Skin cancer is the most common malignancy worldwide. The South African population is particularly at high risk of skin cancer due to the country's geographical position and level of ultraviolet radiation (UVR), as well as the increased sun exposure due to occupational and recreational activities.

There are 2 main categories of skin cancer - melanoma and non-melanoma. Melanoma (also known as "malignant melanoma") is less common than non-melanoma cancers but is the most dangerous type of skin cancer. Non-melanoma skin cancers are mainly comprised of "Basal Cell Carcinoma" (BCC) and "Squamous Cell Carcinoma" (SCC). BCC is the most common and the least dangerous type of skin cancer.



Skin cancer signs and symptoms include changes in size, shape, or colour of a mole or other skin lesion, the occurrence of new skin growth, or a sore that doesn't seem to heal. If you notice any spots on your skin that may be different from the others or skin changes, itching or bleeding, then it’s recommended to see a dermatologist.


  • A dermatologist makes individual recommendations on how often a person needs a comprehensive skin examination depending on individual risk factors, such as skin type, history of sun exposure/damage and family history.
  • People with a history of melanoma should have a comprehensive full-body examination by a dermatologist once a year, as well as regularly check themselves for new and changing moles.

The following ABCD-Easy rules show you a few changes that might indicate a 'melanoma', the deadliest form of skin cancer. These rules include:

  • Asymmetry – this is when two halves of the area differ in shape.
  • Border – this is when the edges of the area are irregular or blurred and sometimes show notches.
  • Colour – this may be uneven and may be in different shades of black, brown and pink may be seen.
  • Diameter – most melanomas are at least 6mm in diameter.
  • Evolving – any spot that is changing in shape or colour. If in doubt, check it out!
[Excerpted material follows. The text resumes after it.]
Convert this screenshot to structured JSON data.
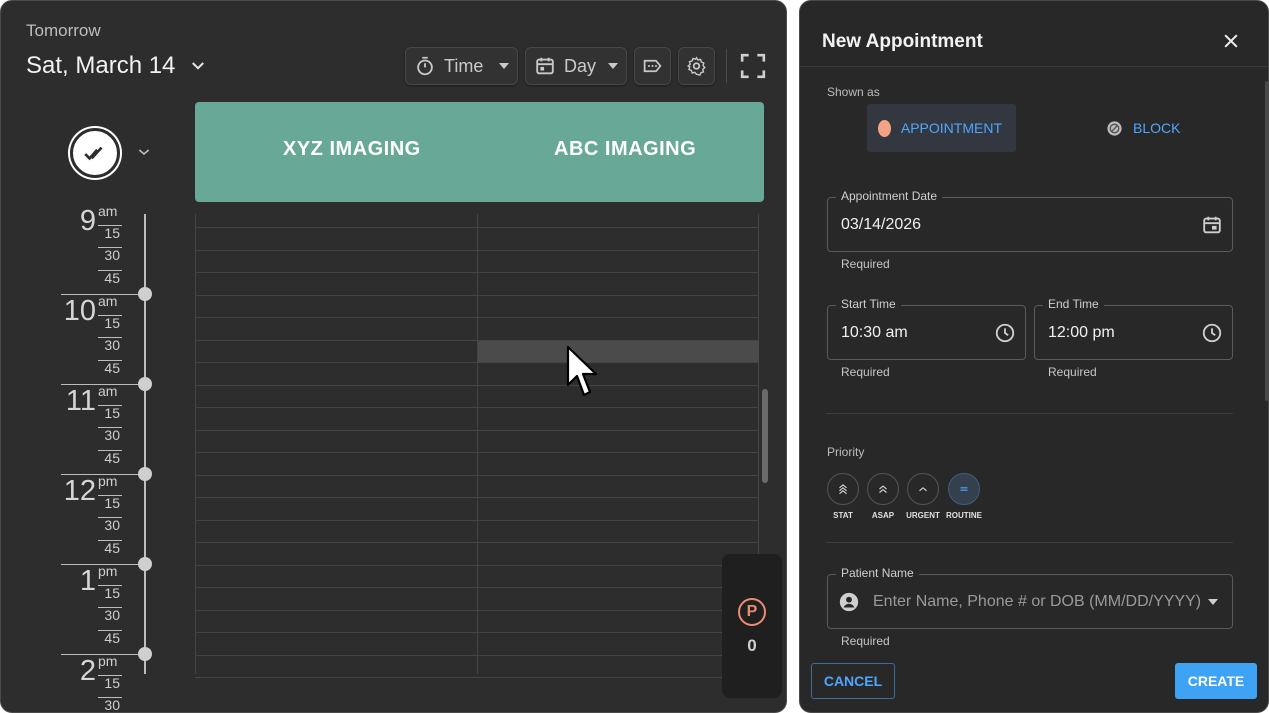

If you see any of these changes on your skin, contact Dr Jacobs for an examination. Skin cancer screenings should be done annually to ensure early detection.

What to expect?

During your consultation, Dr Jacobs will do a comprehensive skin examination that covers from head to toe to ensure any potential skin cancers are identified. Specialised equipment called a dermatoscope is used for magnification and evaluation of potential tumours. A dermoscopy helps promote early detection of skin cancer. If a lesion is concerning, then there may be a need for a skin biopsy. Dr Jacobs will perform the biopsy under local anaesthetic, and the tissue sample taken will be sent to the laboratory for histological assessment.


Actinic keratoses are rough, scaly patches of skin due to sun damage. They are predominantly found on sun-exposed parts of the body, particularly the forearms, backs of the hands, face, ears, bald scalp and lower legs.

Actinic keratoses are normally caused by cumulative sun exposure over the years, which may be due to recreational activities or working outside, as well as sunbathing or sunbed use. The condition is more common in older people. Left untreated, there is a very small risk that an actinic keratosis can progress into a form of skin cancer called squamous cell carcinoma. That's why it's important to visit a dermatologist to know if you have any of these precancerous growths on your skin.

Actinic keratoses vary in appearance but can simply feel rough or scaly, looking like dry skin, and may be itchy, bleeding or crusting. They are often pink but can be skin coloured or red.

Dr Jacobs will do a comprehensive skin examination to determine the number and location of actinic keratoses as the treatment depends on how many you have. Treatment of actinic keratoses may include several types of prescription creams for use at home. These include 5-fluorouracil or imiquimod, which are effective treatments and also daylight photodynamic therapy.

Cryotherapy, which involves freezing the actinic keratoses in order to remove them, is another common treatment for actinic keratoses. During cryotherapy, Dr Jacobs sprays the AK with extremely cold liquid nitrogen. The treated skin tends to peel off within a few days to a few weeks. When your skin heals, you’ll see new, healthy skin which may look a bit lighter than surrounding skin.